- **DATA UNDER STUDY**:
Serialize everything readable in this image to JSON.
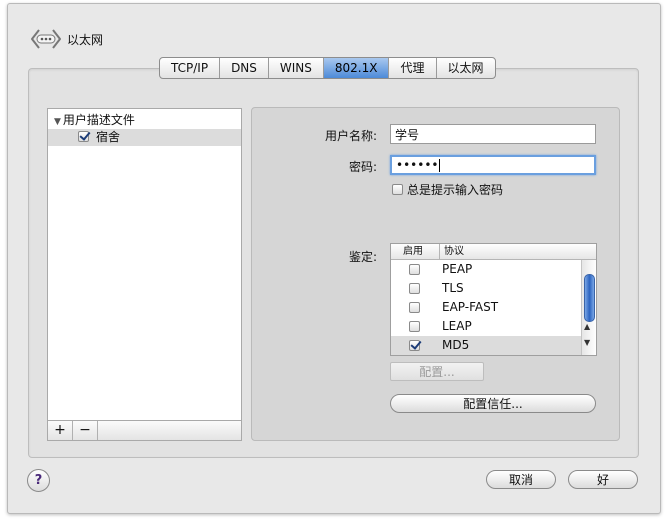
{
  "window": {
    "title": "以太网",
    "icon": "network-icon"
  },
  "tabs": [
    {
      "label": "TCP/IP",
      "active": false
    },
    {
      "label": "DNS",
      "active": false
    },
    {
      "label": "WINS",
      "active": false
    },
    {
      "label": "802.1X",
      "active": true
    },
    {
      "label": "代理",
      "active": false
    },
    {
      "label": "以太网",
      "active": false
    }
  ],
  "profiles": {
    "root_label": "用户描述文件",
    "item_label": "宿舍",
    "item_checked": true,
    "add_label": "+",
    "remove_label": "−"
  },
  "settings": {
    "username_label": "用户名称:",
    "username_value": "学号",
    "password_label": "密码:",
    "password_value": "••••••",
    "always_prompt_label": "总是提示输入密码",
    "always_prompt_checked": false,
    "auth_label": "鉴定:",
    "auth_columns": [
      "启用",
      "协议"
    ],
    "auth_protocols": [
      {
        "name": "PEAP",
        "enabled": false,
        "selected": false
      },
      {
        "name": "TLS",
        "enabled": false,
        "selected": false
      },
      {
        "name": "EAP-FAST",
        "enabled": false,
        "selected": false
      },
      {
        "name": "LEAP",
        "enabled": false,
        "selected": false
      },
      {
        "name": "MD5",
        "enabled": true,
        "selected": true
      }
    ],
    "configure_label": "配置...",
    "configure_trust_label": "配置信任..."
  },
  "footer": {
    "help": "?",
    "cancel": "取消",
    "ok": "好"
  },
  "colors": {
    "active_tab": "#4d8ad8",
    "focus_ring": "#6a9fdf",
    "scroll_thumb": "#2b63c0"
  }
}
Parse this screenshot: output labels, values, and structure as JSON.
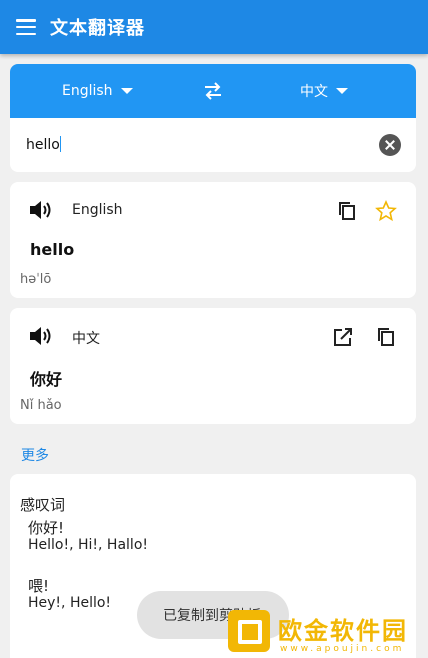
{
  "appbar": {
    "title": "文本翻译器",
    "menu_icon": "hamburger-menu-icon"
  },
  "language_bar": {
    "source_language": "English",
    "target_language": "中文",
    "swap_icon": "swap-arrows-icon"
  },
  "input": {
    "value": "hello",
    "clear_icon": "clear-circle-icon"
  },
  "source_card": {
    "language": "English",
    "word": "hello",
    "phonetic": "həˈlō",
    "icons": [
      "speaker-icon",
      "copy-icon",
      "star-icon"
    ]
  },
  "target_card": {
    "language": "中文",
    "word": "你好",
    "phonetic": "Nǐ hǎo",
    "icons": [
      "speaker-icon",
      "open-external-icon",
      "copy-icon"
    ]
  },
  "more": {
    "label": "更多"
  },
  "definitions": {
    "part_of_speech": "感叹词",
    "entries": [
      {
        "word": "你好!",
        "gloss": "Hello!, Hi!, Hallo!"
      },
      {
        "word": "喂!",
        "gloss": "Hey!, Hello!"
      }
    ]
  },
  "toast": {
    "text": "已复制到剪贴板"
  },
  "watermark": {
    "text": "欧金软件园",
    "url": "www.apoujin.com"
  },
  "colors": {
    "primary": "#1e88e5",
    "lang_bar": "#2196f3",
    "star": "#f2b705",
    "background": "#f0f0f0"
  }
}
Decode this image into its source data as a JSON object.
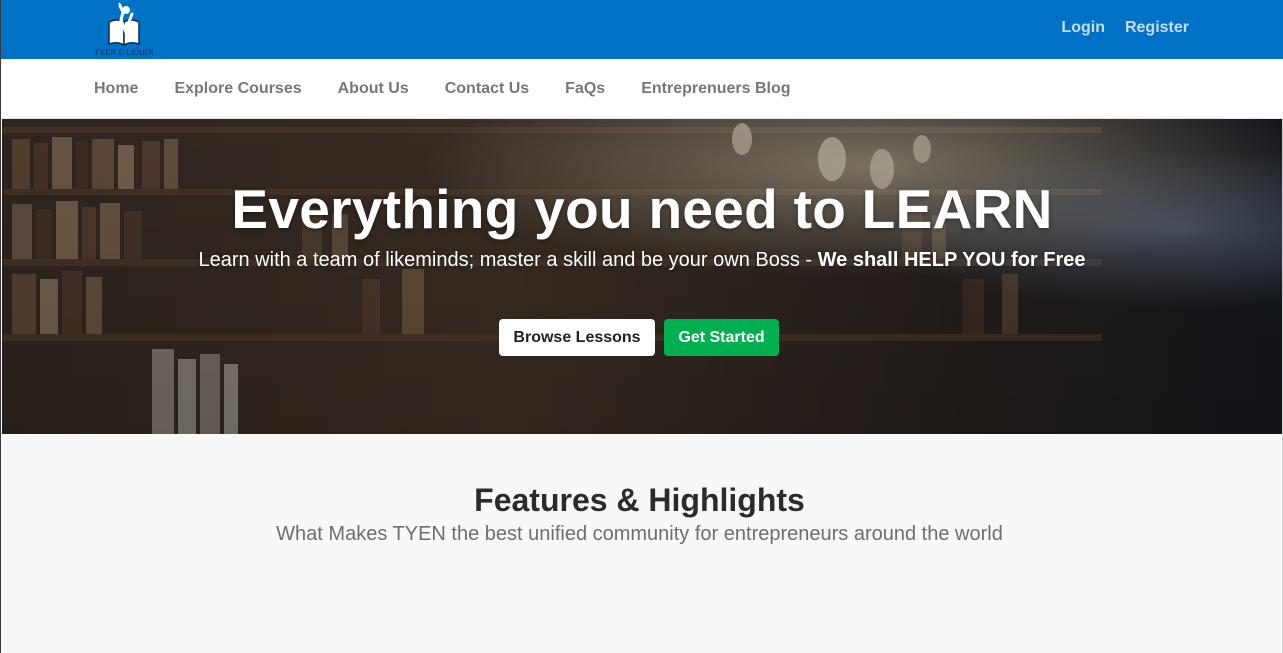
{
  "header": {
    "logo_text": "TYEN E-LEARN",
    "login": "Login",
    "register": "Register",
    "colors": {
      "bar": "#0072c6",
      "auth_link": "#c6dcf2"
    }
  },
  "nav": {
    "items": [
      "Home",
      "Explore Courses",
      "About Us",
      "Contact Us",
      "FaQs",
      "Entreprenuers Blog"
    ]
  },
  "hero": {
    "title": "Everything you need to LEARN",
    "subtitle_plain": "Learn with a team of likeminds; master a skill and be your own Boss - ",
    "subtitle_bold": "We shall HELP YOU for Free",
    "browse_button": "Browse Lessons",
    "start_button": "Get Started",
    "colors": {
      "start_button": "#00b050"
    }
  },
  "features": {
    "title": "Features & Highlights",
    "subtitle": "What Makes TYEN the best unified community for entrepreneurs around the world"
  }
}
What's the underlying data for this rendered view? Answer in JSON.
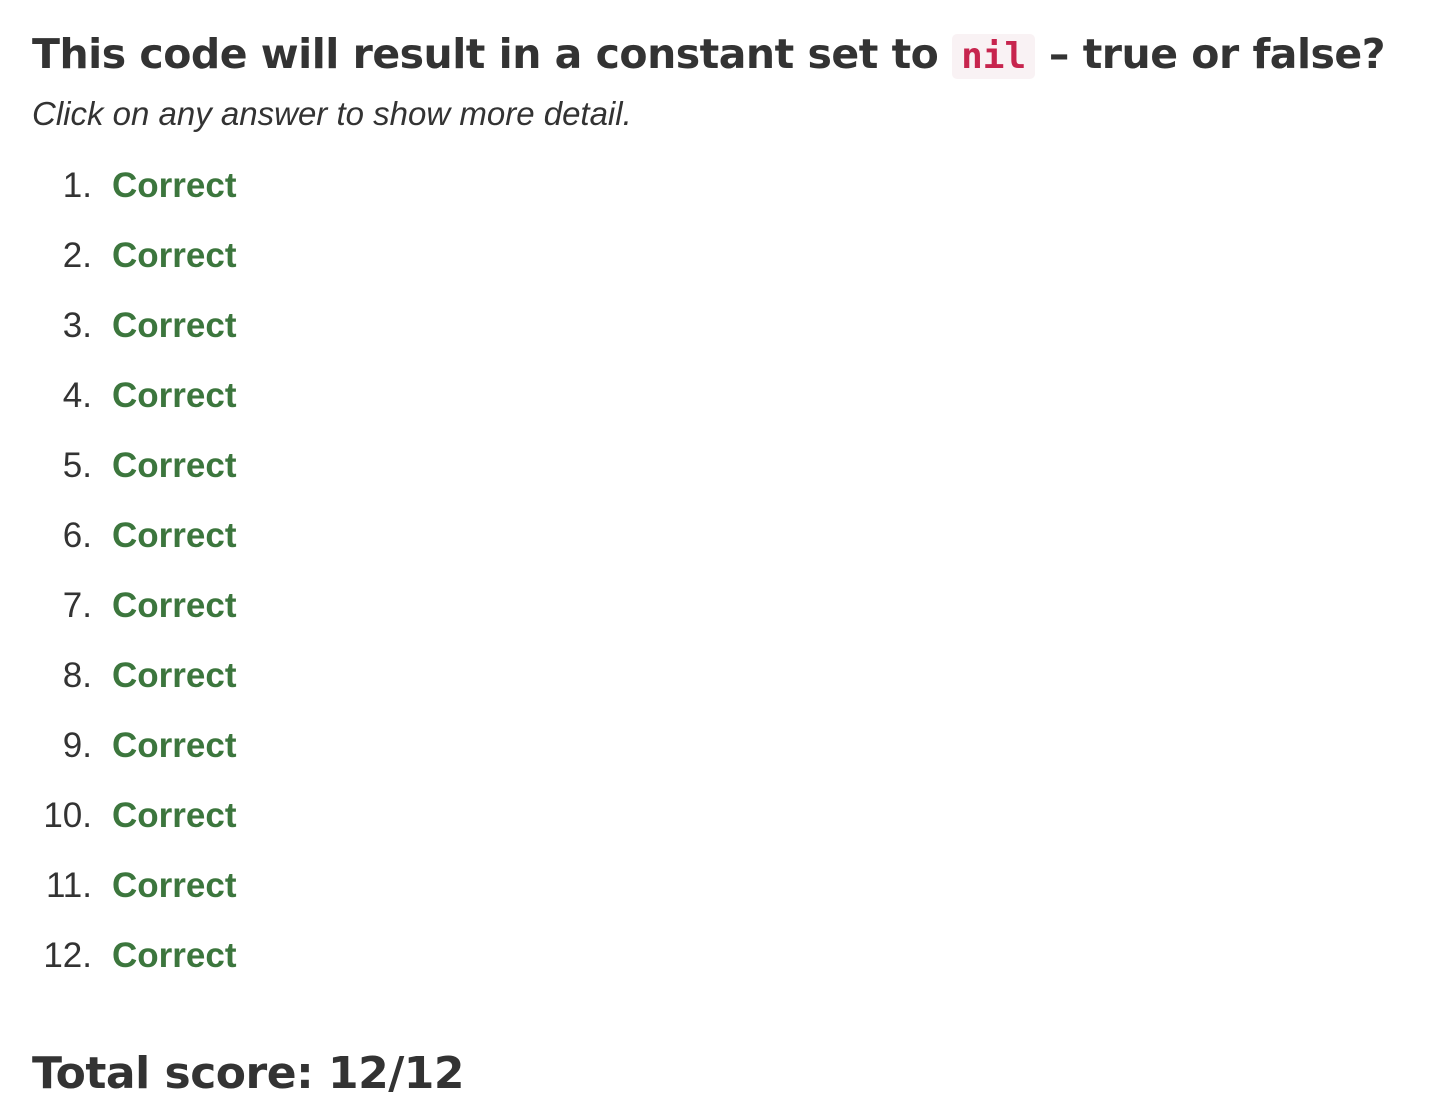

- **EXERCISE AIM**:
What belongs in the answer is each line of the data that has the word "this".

- **TASK OUTPUT**:
Serialize everything readable in this image to JSON.
Parse this screenshot: output labels, values, and structure as JSON.
Decode this image into its source data as a JSON object.
What's the underlying data for this rendered view? Answer in JSON.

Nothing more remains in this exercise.